The reaction of the management on the request to change the setup in the warehouse was as reluctant as expected.

Safety in ATEX areas is a field that requires particularly specialised experts, and due to the high requirements regarding the installed equipment it is expensive, since:

  • Electrical equipment has the potential to be the most effective ignition source in ATEX zones and needs to be gas-tight to isolate against the surrounding atmosphere
  • As a rule of thumb we know that the price of electrical installation doubles when a non-ATEX area becomes ATEX zone 2 and doubles again for ATEX zone 1
  • Even a simple lamp turns into an expensive piece of equipment if installed in an ATEX zone, but it’s not only the investment that is expensive, maintenance is also more elaborate

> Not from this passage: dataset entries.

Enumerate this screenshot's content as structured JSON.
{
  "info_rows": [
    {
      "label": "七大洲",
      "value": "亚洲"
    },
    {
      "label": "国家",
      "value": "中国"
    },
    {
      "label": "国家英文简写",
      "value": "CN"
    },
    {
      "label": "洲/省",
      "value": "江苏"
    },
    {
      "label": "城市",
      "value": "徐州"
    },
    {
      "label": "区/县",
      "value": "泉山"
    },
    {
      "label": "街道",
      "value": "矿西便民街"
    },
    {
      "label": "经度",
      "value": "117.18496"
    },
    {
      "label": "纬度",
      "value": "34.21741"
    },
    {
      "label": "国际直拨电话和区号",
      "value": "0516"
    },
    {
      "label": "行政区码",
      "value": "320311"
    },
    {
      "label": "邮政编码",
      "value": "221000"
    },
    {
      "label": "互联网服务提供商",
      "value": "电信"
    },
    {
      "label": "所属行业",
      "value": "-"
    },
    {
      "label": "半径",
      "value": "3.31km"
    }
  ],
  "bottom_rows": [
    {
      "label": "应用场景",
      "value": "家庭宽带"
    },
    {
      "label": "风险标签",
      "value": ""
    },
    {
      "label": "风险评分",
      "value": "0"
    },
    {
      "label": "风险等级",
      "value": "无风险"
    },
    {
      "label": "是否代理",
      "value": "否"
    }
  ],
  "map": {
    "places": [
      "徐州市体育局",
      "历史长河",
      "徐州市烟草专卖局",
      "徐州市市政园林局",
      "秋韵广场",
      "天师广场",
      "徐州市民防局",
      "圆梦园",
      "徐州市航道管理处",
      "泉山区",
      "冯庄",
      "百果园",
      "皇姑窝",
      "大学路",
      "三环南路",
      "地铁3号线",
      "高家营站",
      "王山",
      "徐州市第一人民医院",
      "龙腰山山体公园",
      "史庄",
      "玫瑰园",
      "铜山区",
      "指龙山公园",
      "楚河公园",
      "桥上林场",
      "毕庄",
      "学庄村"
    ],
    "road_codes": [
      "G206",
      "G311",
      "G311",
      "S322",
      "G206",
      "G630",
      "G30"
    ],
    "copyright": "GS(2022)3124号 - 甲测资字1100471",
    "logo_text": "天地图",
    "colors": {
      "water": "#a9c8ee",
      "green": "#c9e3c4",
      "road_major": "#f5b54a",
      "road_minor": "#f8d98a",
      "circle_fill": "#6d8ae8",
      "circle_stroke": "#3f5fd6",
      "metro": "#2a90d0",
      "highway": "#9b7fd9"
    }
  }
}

Are permissions procedures, investment costs, and efforts for maintenance reasons why ATEX areas are often poorly illuminated?

The reaction of the management is understandable when we consider that high productivity is required to reach a satisfactory payback for such an investment, as well as the inconvenience caused by any nonmanufacturing work in these areas; for example, special precaution measures as a result of a permit to work procedure. And that’s not to mention the need to remove flammables used for production, interrupting work and resulting in a loss of productivity.

Holistic approach

When viewed from an entrepreneurial point of view in the first instance the reluctance becomes understandable. A holistic view, however, goes beyond costs for equipment. An investment to improve the working context can be quite attractive, since the cost of salary might exceed the investment during the life cycle of the installed equipment, and because the working context can strongly contribute to the performance and wellbeing of the employees.

A study showed that increasing brightness from 500 to 600 lx increased the performance by 50%. Bright light has a positive effect on performance and motivation. As a rule of thumb we can notice that the brighter the light, the better sight. That’s up until a certain point, obviously, since blinding leads to discomfort, bad mood and unease. What’s also important to know is that inadequate light levels also have a direct negative effect on quality of work, with low light levels leading to an increase in failure rate.2)


With an argument that included several aspects of productivity, such as overall performance by motivation, failure rate and holiday replacement, the local safety manager was able to convince the management to invest in the workplace.

Light determines the bio rhythm, the orientation and safety of humans and thus is a central design element in architecture. In addition, the location and size of windows needs to be thoroughly considered. Artificial light enables 24/7 work. Consequently, the number, location and brightness of lamps is also very important.

The effect of light on atmosphere and motivation is quite subjective. The psychological impact on humans from the effects of light or noise cannot be measured with technical devices. Nonetheless, scientific work clearly points out that there is an effect on productivity and quality of work.

Our analytical methods go beyond the fulfilment of legal requirements by including the perception of employees. The motivation of human beings is a key enabling factor for business success.

Employees shall have the possibility to influence the design of their workplaces, which is an important factor to enhance productivity.


1 L. Werth, A. Steidle, C. Hubschneider, J. de Boer, K. Sedlbauer: Psychologische Befunde zu Licht und seiner Wirkung auf Menschen – Ein Überblick; Bauphysik 35 (2013), Volume 3; Ernst & Sohn Verlag für Architektur und technische Wissenschaften GmbH & Co KG, Berlin.

2 Etienne Grandjean, Physiologische Arbeitsgestaltung. Leitfaden der Ergonomie, Landsberg, 4th Ed 1991; ecomed- Storck GmbH